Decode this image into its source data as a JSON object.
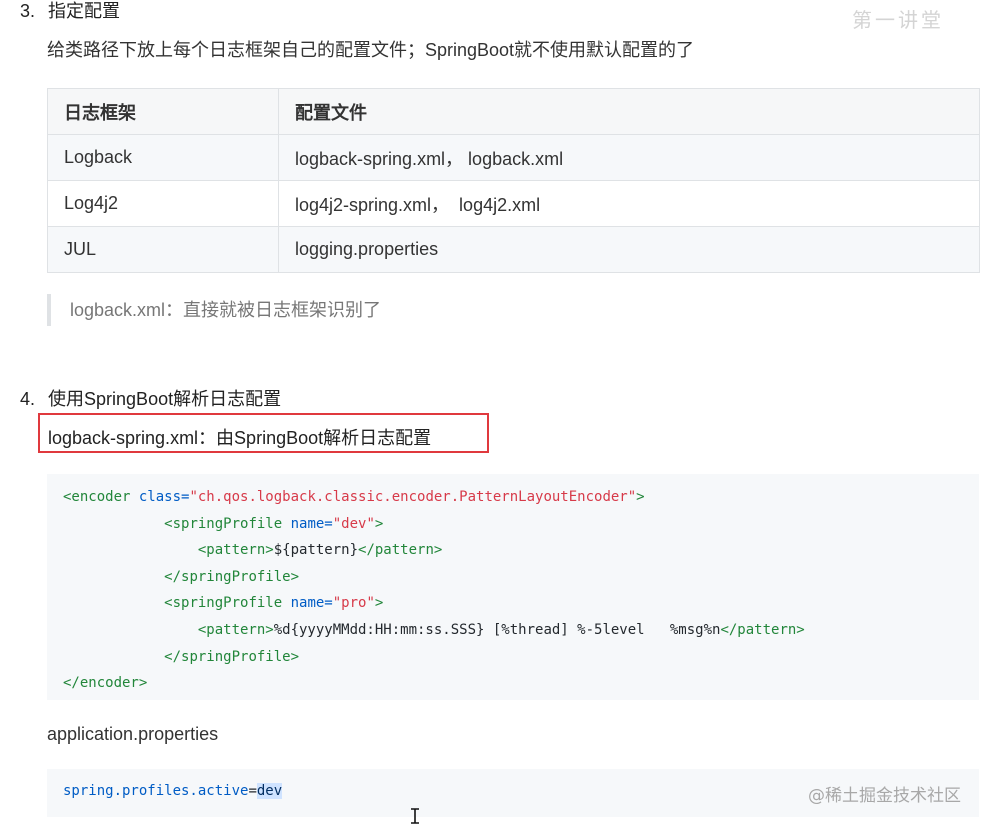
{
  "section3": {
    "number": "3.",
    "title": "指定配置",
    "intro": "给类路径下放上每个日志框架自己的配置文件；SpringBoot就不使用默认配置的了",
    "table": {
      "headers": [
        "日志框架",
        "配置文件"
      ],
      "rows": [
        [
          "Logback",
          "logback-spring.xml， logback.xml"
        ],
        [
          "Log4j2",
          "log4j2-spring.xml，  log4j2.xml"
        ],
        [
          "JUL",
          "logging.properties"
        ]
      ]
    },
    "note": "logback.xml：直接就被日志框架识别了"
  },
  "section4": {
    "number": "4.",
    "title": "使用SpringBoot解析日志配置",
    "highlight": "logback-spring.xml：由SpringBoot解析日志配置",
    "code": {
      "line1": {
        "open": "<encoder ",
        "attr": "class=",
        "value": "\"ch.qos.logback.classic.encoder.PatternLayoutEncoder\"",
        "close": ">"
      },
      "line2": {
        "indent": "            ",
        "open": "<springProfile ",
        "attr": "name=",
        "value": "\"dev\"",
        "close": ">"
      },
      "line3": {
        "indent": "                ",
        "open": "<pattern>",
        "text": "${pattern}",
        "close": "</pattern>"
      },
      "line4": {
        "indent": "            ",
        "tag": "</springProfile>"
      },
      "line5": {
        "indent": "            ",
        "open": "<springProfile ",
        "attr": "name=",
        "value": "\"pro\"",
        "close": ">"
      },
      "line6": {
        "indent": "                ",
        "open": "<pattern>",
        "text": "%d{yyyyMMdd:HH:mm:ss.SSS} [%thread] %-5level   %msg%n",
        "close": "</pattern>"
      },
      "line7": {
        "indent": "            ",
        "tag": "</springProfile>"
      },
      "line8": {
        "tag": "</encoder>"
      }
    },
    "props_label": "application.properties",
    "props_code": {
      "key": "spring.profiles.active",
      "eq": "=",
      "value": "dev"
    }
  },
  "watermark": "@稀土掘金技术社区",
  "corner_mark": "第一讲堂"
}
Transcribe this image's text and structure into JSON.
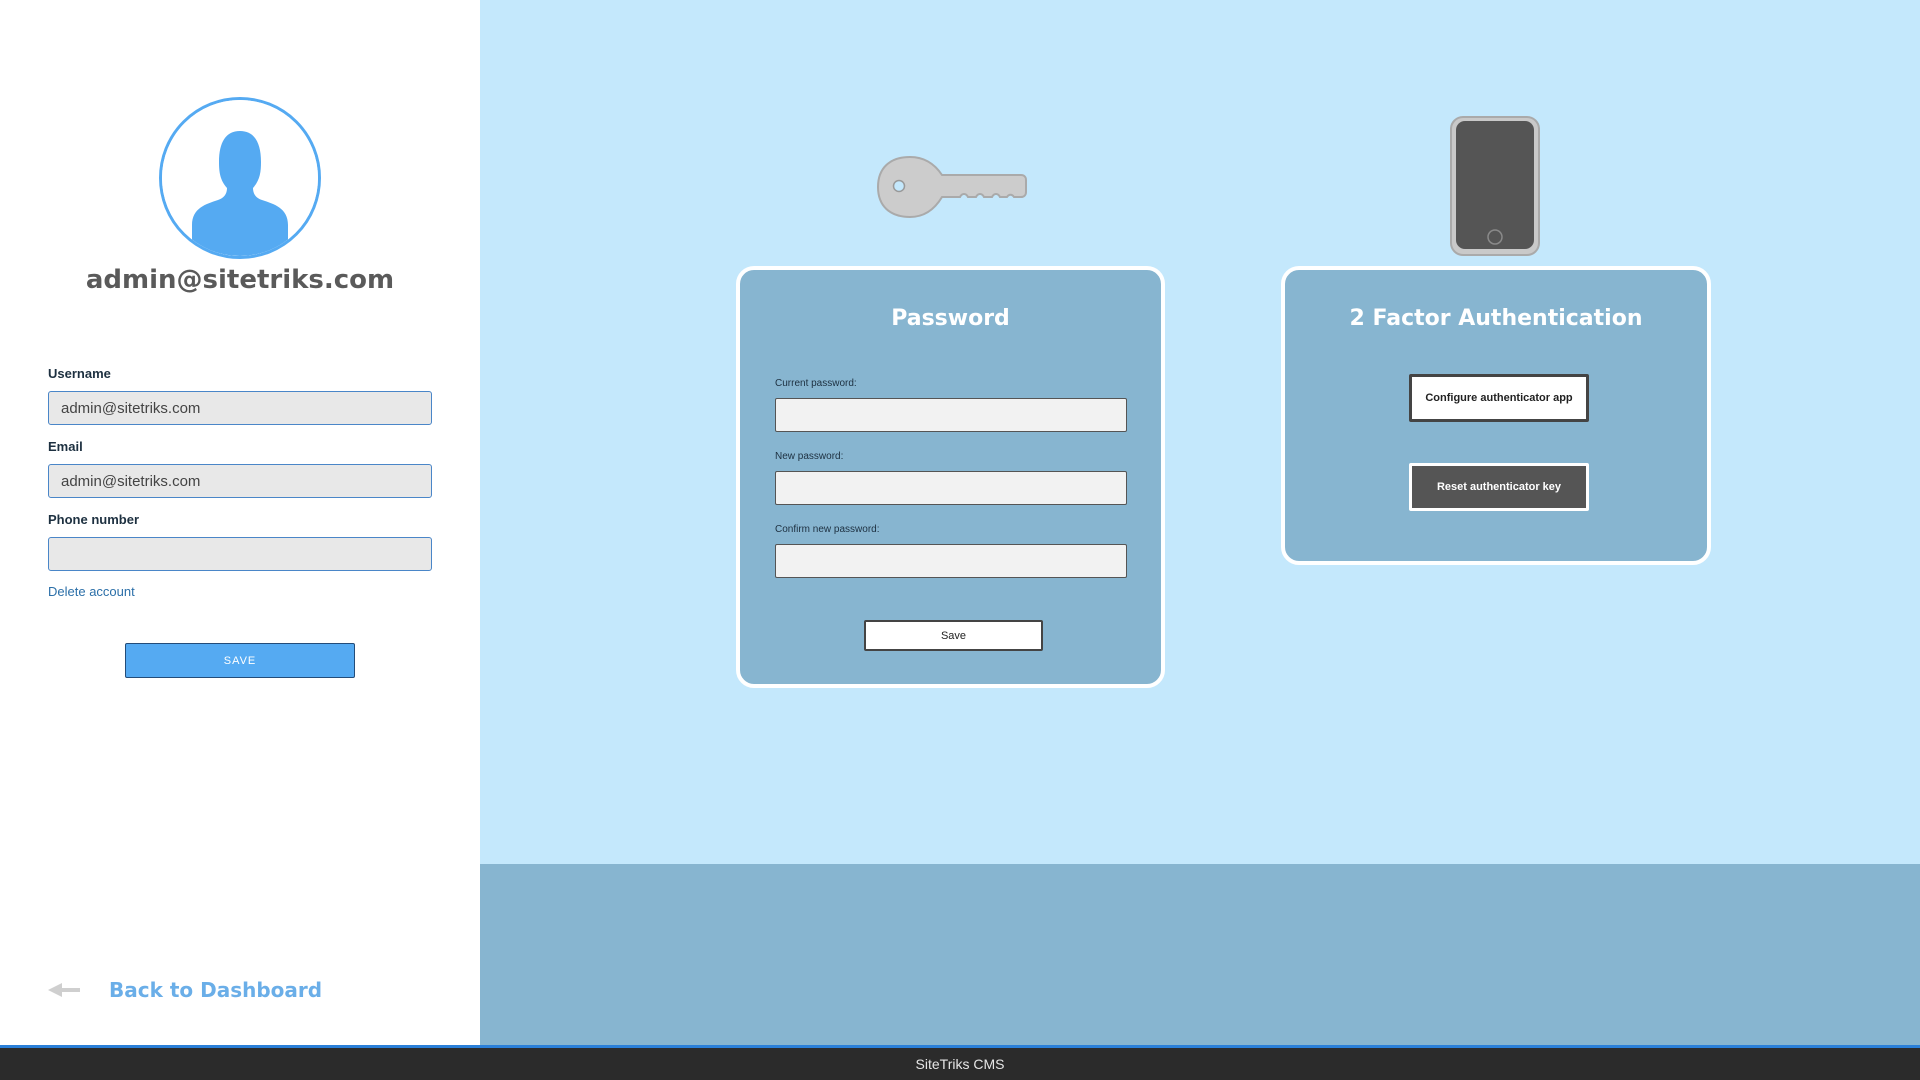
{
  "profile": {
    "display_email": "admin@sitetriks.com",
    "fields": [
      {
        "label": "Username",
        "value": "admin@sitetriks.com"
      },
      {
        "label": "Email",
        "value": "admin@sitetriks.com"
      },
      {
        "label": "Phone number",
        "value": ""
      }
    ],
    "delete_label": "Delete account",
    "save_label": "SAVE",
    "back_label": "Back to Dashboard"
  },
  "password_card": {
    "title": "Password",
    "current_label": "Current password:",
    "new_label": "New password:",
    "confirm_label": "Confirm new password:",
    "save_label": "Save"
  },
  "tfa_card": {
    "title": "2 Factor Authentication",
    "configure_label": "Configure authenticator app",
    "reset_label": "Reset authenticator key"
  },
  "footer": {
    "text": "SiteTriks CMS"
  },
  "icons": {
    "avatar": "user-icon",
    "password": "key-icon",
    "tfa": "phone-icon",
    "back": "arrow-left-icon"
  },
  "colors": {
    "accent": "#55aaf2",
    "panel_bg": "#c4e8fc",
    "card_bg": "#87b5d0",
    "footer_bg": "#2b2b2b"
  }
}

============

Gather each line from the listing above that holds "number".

    "number": "3.",
    "number": "4.",
        "label": "Phone number",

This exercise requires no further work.